Finally, my boss, George Solomon, who took an injury to a Redskins quarterback about as seriously as an injury to one of his children, demanded that Charley Taylor (not the wide receiver) who was the Redskins PR guy at the time, find out when Schroeder would be available to talk.
Taylor came back a couple minutes later. “Sorry George, he’s just not up to it,” he said.
“Not up to it?” Solomon screamed. “I’ll bet he’ll be up to it tomorrow for his paid appearance with George Michael!”
As it turned out Solomon was exactly right. Schroeder’s first interview that week was “exclusively,” with Michael.
By the late 1980s, Washington had a remarkable quartet of local TV broadcasters: Michael was at channel 4; Bernie Smilovitz, who would go on to New York and then Detroit was at channel 5; Herzog was at channel 7 and Glenn Brenner was at channel 9. Each was outstanding in his own way, though Brenner’s humor simply put him in a different class from anyone else. You literally couldn’t stop laughing when Brenner got on a roll. He reminded me of Jim Valvano.
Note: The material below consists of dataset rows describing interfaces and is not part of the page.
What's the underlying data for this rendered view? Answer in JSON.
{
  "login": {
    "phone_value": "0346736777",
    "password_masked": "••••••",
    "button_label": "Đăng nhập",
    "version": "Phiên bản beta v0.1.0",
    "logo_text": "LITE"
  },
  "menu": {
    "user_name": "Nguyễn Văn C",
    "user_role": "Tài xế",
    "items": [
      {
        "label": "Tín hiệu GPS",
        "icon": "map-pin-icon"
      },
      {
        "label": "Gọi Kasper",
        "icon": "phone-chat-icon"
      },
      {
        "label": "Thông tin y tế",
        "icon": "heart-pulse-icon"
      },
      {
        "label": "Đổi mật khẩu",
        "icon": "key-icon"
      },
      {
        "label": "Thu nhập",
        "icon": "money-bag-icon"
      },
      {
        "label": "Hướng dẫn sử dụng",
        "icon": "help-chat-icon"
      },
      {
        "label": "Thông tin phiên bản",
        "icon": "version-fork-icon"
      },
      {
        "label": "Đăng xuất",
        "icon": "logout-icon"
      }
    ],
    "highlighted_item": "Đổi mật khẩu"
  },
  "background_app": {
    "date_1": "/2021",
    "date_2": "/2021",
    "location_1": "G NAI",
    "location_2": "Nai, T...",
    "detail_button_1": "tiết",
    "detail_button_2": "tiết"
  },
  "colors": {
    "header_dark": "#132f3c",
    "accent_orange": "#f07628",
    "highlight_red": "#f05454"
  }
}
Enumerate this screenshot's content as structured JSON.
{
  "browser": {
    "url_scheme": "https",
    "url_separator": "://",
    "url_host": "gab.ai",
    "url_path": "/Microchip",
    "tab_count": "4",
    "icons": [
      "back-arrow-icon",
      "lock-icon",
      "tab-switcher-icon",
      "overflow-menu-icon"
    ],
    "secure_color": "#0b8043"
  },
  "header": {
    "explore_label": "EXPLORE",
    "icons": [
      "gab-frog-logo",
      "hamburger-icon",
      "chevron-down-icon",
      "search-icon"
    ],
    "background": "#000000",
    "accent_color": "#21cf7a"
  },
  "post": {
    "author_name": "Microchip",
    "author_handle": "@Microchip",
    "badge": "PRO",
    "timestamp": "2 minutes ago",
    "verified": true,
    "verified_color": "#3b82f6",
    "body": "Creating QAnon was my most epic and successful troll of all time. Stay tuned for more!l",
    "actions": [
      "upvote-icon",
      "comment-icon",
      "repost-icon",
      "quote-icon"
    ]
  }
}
And, tragically, exactly like Valvano, Brenner died at the age of 47 of cancer. The whole town essentially came to a halt when Brenner died and all four local stations went wall-to-wall that night with Brenner. The two most touching moments came when Gordon Peterson, then the anchor at channel 9 and probably Brenner’s best friend, talked about him and when Michael, his No. 1 competitor did the same.
I had my run-ins with George. Like most of us, he didn’t like being criticized and he HATED being called a homer—even though he very clearly was one. When I wrote a column prior to Super Bowl XVIII urging everyone in the local media—including my newspaper—to quit being such Redskins homers I singled out George for his repeated references to the team as, “we.”
The next week my phone rang and I heard the booming voice. “Feinstein, that was out of line! I ask tougher questions than anyone in town and you know it!”
“Questions like, what do WE have to do to win?” I answered.
“Okay, maybe I cross the line every once in a while but that’s what the viewers want! I give ‘em what they want and you know it!”
He did—but he was still a homer. A couple of weeks later George ripped me in an on-air essay for calling the Georgetown basketball program “secretive.”
I knew he was expecting a call from me in response but I didn’t give him the pleasure. A couple weeks later we ran into each other at a Maryland basketball game.
“Hey, you know I ripped you for that Georgetown piece,” George said as we shook hands.
“I heard something about that,” I said. “So I guess you get into practice over there every day, huh?”
He smiled. “You know you’re a pain-in-the-butt,” he said. “But I gotta admit you do what you do well.”
George did what he did very well, right until the end when cancer began to run him down. Even though I’d heard he was sick, I honestly didn’t know it was that bad until Tony Kornheiser called me Thursday morning to say he was on his way in to do his radio show—which wasn’t supposed to air on Christmas Eve—and could I come on and talk about George for a few minutes.
I did and I listened to the stories others told throughout the day and into the night. The overwhelming theme I heard was this: George loved what he did and people loved watching him do it. He had a unique personality—I said to Tony that George always came into a room doing George—and he changed local TV in Washington forever and also pushed the limits at the national level with The Sports Machine.
He was 70 when he died. Way too young. But no one can say he didn’t love just about every minute he had.